## INSTRUCTIONS TO FOLLOW
Filter the listing so that only lines with the word "JSON" remain.

## INFORMATION SHOWN
*** Begin section ***

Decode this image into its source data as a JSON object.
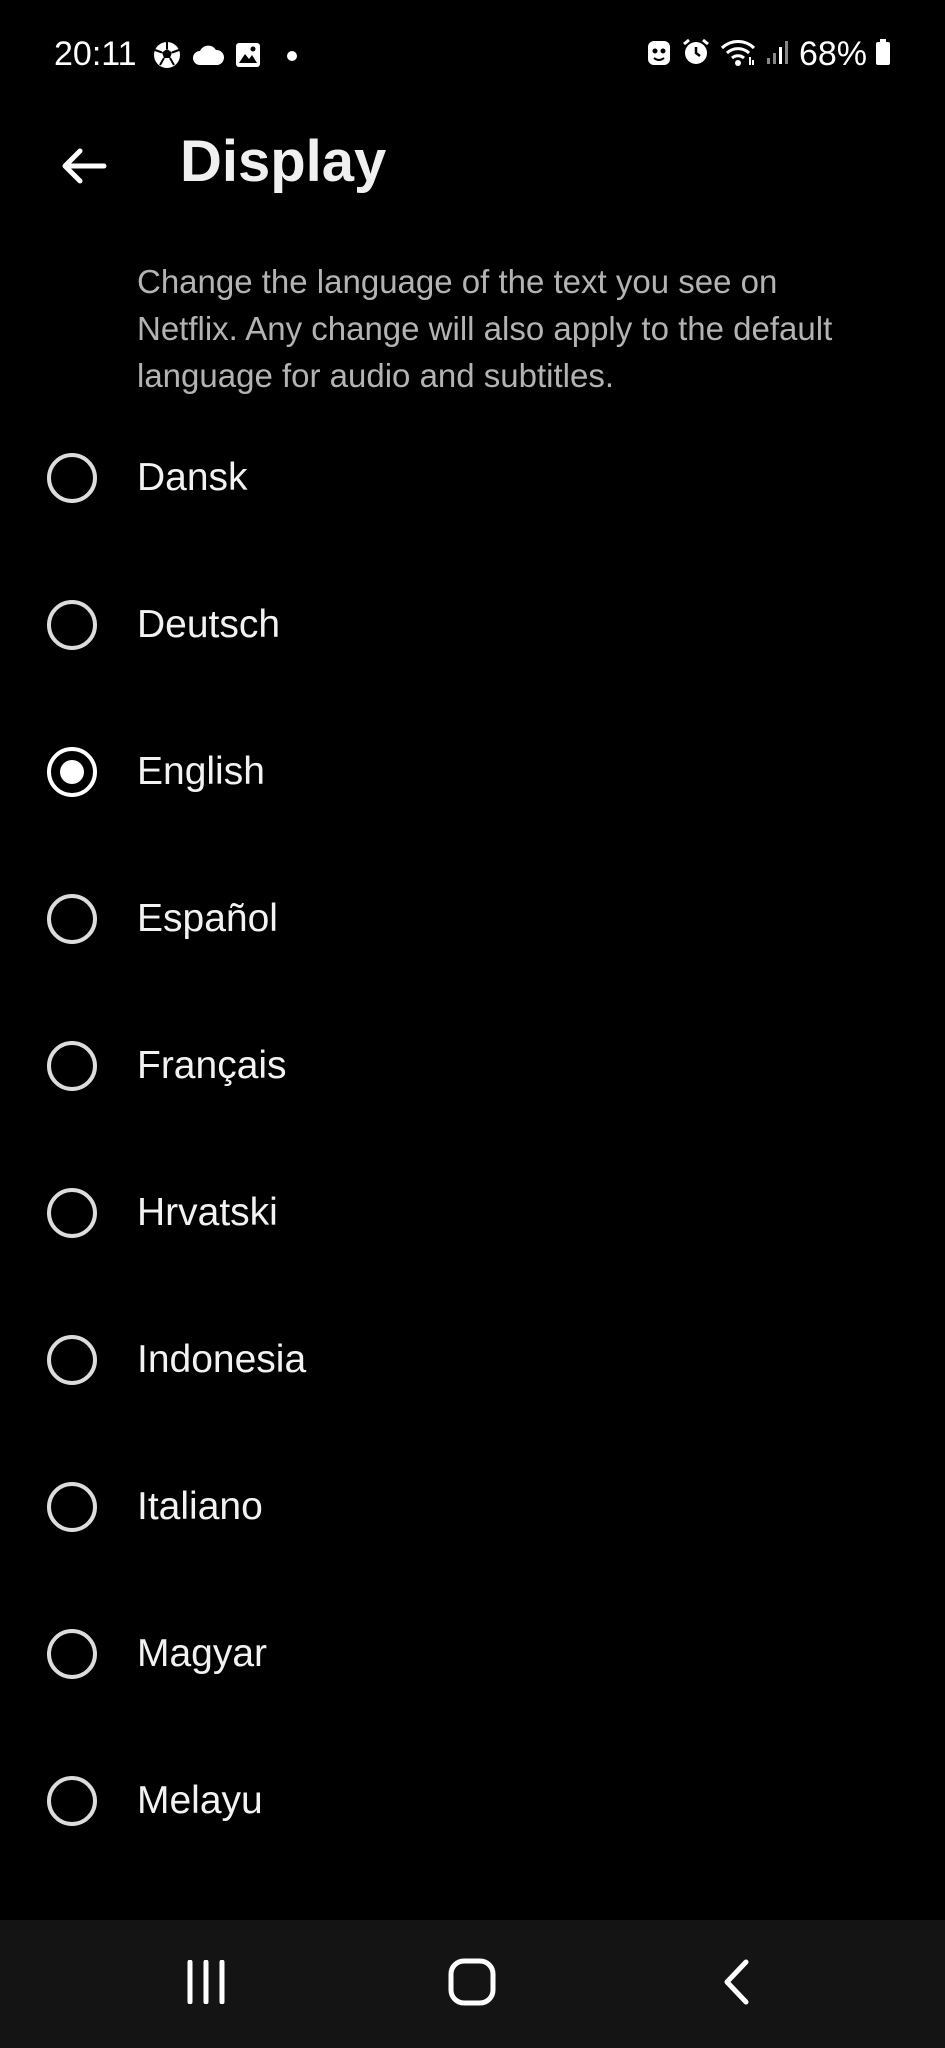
{
  "status_bar": {
    "time": "20:11",
    "battery_percent": "68%",
    "left_icons": [
      "soccer-ball-icon",
      "cloud-icon",
      "gallery-icon",
      "dot-icon"
    ],
    "right_icons": [
      "bixby-routine-icon",
      "alarm-icon",
      "wifi-icon",
      "signal-icon",
      "battery-icon"
    ]
  },
  "header": {
    "title": "Display",
    "back_icon": "arrow-left-icon"
  },
  "description": "Change the language of the text you see on Netflix. Any change will also apply to the default language for audio and subtitles.",
  "languages": [
    {
      "label": "Dansk",
      "selected": false
    },
    {
      "label": "Deutsch",
      "selected": false
    },
    {
      "label": "English",
      "selected": true
    },
    {
      "label": "Español",
      "selected": false
    },
    {
      "label": "Français",
      "selected": false
    },
    {
      "label": "Hrvatski",
      "selected": false
    },
    {
      "label": "Indonesia",
      "selected": false
    },
    {
      "label": "Italiano",
      "selected": false
    },
    {
      "label": "Magyar",
      "selected": false
    },
    {
      "label": "Melayu",
      "selected": false
    }
  ],
  "nav_bar": {
    "buttons": [
      "recent-apps-icon",
      "home-icon",
      "back-icon"
    ]
  },
  "colors": {
    "background": "#000000",
    "nav_background": "#141414",
    "text_primary": "#f2f2f2",
    "text_secondary": "#b3b3b3"
  }
}
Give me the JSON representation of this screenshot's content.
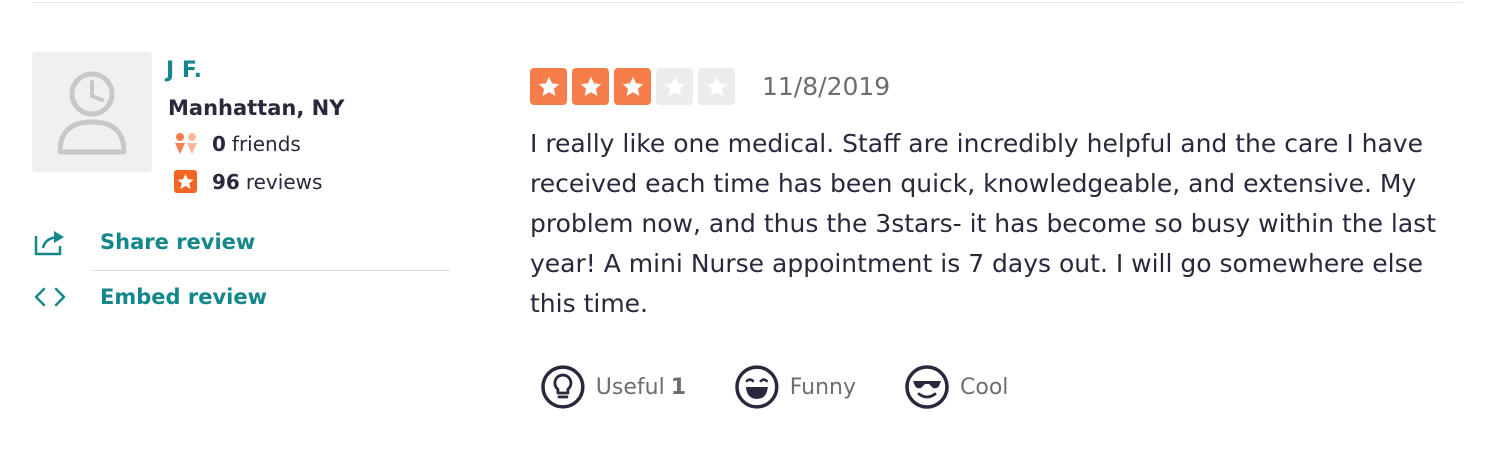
{
  "reviewer": {
    "name": "J F.",
    "location": "Manhattan, NY",
    "friends_count": "0",
    "friends_label": "friends",
    "reviews_count": "96",
    "reviews_label": "reviews"
  },
  "actions": {
    "share_label": "Share review",
    "embed_label": "Embed review"
  },
  "review": {
    "rating": 3,
    "max_rating": 5,
    "date": "11/8/2019",
    "text": "I really like one medical. Staff are incredibly helpful and the care I have received each time has been quick, knowledgeable, and extensive. My problem now, and thus the 3stars- it has become so busy within the last year! A mini Nurse appointment is 7 days out.  I will go somewhere else this time."
  },
  "votes": {
    "useful_label": "Useful",
    "useful_count": "1",
    "funny_label": "Funny",
    "cool_label": "Cool"
  },
  "colors": {
    "accent": "#14878b",
    "star_on": "#f77e4a",
    "star_off": "#ececec",
    "text": "#2b273c",
    "muted": "#6e6e6e"
  },
  "icons": [
    "default-avatar-icon",
    "friends-icon",
    "reviews-star-icon",
    "share-icon",
    "embed-code-icon",
    "star-icon",
    "useful-bulb-icon",
    "funny-face-icon",
    "cool-sunglasses-icon"
  ]
}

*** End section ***

## YOUR SOLUTION
Decode this image into its source data as a JSON object.
Give me the JSON representation of this screenshot's content.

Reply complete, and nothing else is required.